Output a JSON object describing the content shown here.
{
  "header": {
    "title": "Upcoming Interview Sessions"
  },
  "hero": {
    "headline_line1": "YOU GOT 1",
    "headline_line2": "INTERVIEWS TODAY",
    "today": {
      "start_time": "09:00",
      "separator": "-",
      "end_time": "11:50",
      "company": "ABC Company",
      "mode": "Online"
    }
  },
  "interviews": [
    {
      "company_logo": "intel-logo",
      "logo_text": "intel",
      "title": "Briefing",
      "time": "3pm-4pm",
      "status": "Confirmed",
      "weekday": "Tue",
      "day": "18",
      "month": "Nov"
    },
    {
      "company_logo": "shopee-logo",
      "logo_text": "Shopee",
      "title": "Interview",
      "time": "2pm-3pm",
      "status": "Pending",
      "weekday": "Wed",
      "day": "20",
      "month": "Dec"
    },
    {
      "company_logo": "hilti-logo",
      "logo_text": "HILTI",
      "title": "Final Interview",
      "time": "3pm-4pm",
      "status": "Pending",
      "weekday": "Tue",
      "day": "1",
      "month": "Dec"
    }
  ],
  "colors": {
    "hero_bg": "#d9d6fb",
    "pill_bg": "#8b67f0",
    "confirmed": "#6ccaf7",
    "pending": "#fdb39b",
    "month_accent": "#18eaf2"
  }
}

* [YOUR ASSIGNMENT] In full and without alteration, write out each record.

* [RESPONSE TO THE EXERCISE]
Output a JSON object describing the content shown here.
{
  "header": {
    "title": "Upcoming Interview Sessions"
  },
  "hero": {
    "headline_line1": "YOU GOT 1",
    "headline_line2": "INTERVIEWS TODAY",
    "today": {
      "start_time": "09:00",
      "separator": "-",
      "end_time": "11:50",
      "company": "ABC Company",
      "mode": "Online"
    }
  },
  "interviews": [
    {
      "company_logo": "intel-logo",
      "logo_text": "intel",
      "title": "Briefing",
      "time": "3pm-4pm",
      "status": "Confirmed",
      "weekday": "Tue",
      "day": "18",
      "month": "Nov"
    },
    {
      "company_logo": "shopee-logo",
      "logo_text": "Shopee",
      "title": "Interview",
      "time": "2pm-3pm",
      "status": "Pending",
      "weekday": "Wed",
      "day": "20",
      "month": "Dec"
    },
    {
      "company_logo": "hilti-logo",
      "logo_text": "HILTI",
      "title": "Final Interview",
      "time": "3pm-4pm",
      "status": "Pending",
      "weekday": "Tue",
      "day": "1",
      "month": "Dec"
    }
  ],
  "colors": {
    "hero_bg": "#d9d6fb",
    "pill_bg": "#8b67f0",
    "confirmed": "#6ccaf7",
    "pending": "#fdb39b",
    "month_accent": "#18eaf2"
  }
}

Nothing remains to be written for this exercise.